Don't miss an issue of The Beading
Interested in advertising here for
less than .01 a reader?
Treat yourself to holiday designs
By Bethany Waldrop Keiper
"The children were nestled all snug in their beds, while visions of sugarplums danced in their heads." -- Clement C. Moore
Always curious, I looked up sugarplums to see just exactly what they might be, and found that they are described as small round or oval pieces of sugary candy. Long ago, when Moore wrote that book, children were dreaming of candies. And I'd imagine a few adults were too.
Come to think of it, sugarplums sound quite a bit like beads! Round or oval, and sometimes they can be very sweet to find, with no calories. Some of the beads I've seen lately reminded me so much of candy that I was almost tempted to take a taste. And with Christmas so close, I thought of the holiday and candy, and thought the combination would be perfect for designs.
This lovely necklace is a dreamy mix of many different "sugarplums". The center bead appears to be a soft, creamy peppermint nougat encased in glass. It is flanked on either side by two perfectly round candy apples, followed by two clear beads with red centers, which appear to be cherry cordials with only a tiny drizzle of their rich chocolate coating. More cinnamon-ny red beads continue the necklace, while cool, simple, silver accents provide continuity.
One tradition most older people remember from Christmas mornings long ago was getting their stockings from the mantel first thing. Each stocking usually had an apple, an orange, hard candy, and nuts. My parents continued this tradition with me. Today, unfortunately, people don't seem to pay attention to the traditional stockings as much anymore. Now children are too busy hoping for supersonic electronics to care about hard candies and fruits.
But for my stocking, you might find that sweet Satsuma orange beads flecked with wide stripes of gold and dots of orange make a juicy design. Unstrung and resting in the palm, these beads look good enough to taste. The golden accent beads with their rough-striped texture remind me of two other Christmastime treats -- Brazil nuts and walnuts, with their rough shells. Add another treat to this design if you choose to make it into a bracelet -- sweet, delicate dangles. One slim lampworked bumpy bead and one facetted Czech glass bead on fancifully curled wire are nice choices.
It seems like candy canes have been a holiday tradition forever. Although the candy itself is much, much older, the striped peppermint version we are used to seeing wasn't the norm until the turn of the 20th century. Legend has it that the white, crooked version first appeared in 1670.
Red-hot red and swirling spearmint green are perfect companions for this perfect candy cane made of cane glass.
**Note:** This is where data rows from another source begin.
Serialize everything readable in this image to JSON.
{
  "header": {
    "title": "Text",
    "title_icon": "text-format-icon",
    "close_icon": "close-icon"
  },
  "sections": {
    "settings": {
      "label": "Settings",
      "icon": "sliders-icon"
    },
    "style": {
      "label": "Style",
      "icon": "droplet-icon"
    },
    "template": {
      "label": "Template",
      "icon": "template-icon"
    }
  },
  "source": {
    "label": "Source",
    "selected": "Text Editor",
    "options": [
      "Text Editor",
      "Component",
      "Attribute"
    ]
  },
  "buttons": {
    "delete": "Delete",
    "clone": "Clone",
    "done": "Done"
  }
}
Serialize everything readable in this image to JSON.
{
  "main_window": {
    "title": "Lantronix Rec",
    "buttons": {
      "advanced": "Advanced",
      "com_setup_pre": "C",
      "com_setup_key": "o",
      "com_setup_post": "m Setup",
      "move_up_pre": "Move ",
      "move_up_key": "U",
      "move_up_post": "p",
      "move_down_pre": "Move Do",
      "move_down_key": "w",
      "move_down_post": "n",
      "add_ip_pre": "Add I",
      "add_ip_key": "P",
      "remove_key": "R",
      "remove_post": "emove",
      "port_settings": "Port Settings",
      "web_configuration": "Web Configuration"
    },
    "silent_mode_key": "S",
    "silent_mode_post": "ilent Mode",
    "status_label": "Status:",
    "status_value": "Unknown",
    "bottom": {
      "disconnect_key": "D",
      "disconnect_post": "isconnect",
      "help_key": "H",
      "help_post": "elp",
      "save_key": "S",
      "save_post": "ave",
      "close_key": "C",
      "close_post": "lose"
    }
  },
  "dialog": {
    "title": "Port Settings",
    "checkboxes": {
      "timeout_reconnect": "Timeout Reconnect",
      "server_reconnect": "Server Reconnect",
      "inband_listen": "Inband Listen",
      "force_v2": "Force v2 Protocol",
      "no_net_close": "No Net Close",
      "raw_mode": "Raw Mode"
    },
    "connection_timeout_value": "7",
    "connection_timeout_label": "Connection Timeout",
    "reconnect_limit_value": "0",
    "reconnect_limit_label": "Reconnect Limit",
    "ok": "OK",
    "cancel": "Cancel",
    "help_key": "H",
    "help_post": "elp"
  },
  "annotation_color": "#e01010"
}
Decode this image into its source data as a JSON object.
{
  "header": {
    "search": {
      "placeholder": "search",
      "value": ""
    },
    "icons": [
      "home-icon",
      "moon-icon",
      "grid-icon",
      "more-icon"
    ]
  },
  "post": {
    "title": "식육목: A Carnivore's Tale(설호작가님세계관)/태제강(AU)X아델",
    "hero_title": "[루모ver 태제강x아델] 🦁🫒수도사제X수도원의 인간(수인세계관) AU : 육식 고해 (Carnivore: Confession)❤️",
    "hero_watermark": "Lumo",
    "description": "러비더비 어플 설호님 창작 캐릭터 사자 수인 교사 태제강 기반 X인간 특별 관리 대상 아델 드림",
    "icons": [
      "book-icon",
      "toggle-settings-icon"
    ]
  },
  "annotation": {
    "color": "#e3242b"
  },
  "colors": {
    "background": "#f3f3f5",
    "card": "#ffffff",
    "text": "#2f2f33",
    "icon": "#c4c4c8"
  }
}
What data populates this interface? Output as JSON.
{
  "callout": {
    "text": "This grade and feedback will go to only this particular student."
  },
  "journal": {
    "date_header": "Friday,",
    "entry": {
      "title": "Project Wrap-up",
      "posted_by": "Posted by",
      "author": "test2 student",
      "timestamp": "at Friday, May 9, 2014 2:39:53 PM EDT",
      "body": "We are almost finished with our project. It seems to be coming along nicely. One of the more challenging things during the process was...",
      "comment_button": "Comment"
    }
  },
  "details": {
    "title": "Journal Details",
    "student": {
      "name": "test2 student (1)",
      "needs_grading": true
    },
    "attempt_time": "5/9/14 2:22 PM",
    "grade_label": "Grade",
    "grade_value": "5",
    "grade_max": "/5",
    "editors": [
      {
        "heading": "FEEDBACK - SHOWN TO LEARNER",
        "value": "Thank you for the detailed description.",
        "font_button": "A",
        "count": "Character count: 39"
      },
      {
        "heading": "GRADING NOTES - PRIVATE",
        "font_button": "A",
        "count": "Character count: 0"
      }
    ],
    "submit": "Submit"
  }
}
This combination is the start of a sequence for a bracelet, but you can easily see the patterns for earrings, decorative chopsticks, or a letter opener (for all of those holiday cards) waiting for you here.
Now we must ponder a super-important candy connoisseur question -- is this center bead hot buttered rum or caramel cream? I know it's tough. Whatever flavor you choose, I think you'll agree that these lampworked beads look warm and buttery. Half-color glass copper accent beads and copper metal accents keep the theme of warm and rich going. Tiny tan luster beads and tiny dot copper beads add delicate touches.
Small Double Dotted Circle Copper Bead, shiny Copper Plain Cross, 9mm by 5mm Copper Dumbell courtesy of and available from the Bead Peddler.
Register to win 25.00 Worth of Beads and Beading Supplies
Full line of
available to the public!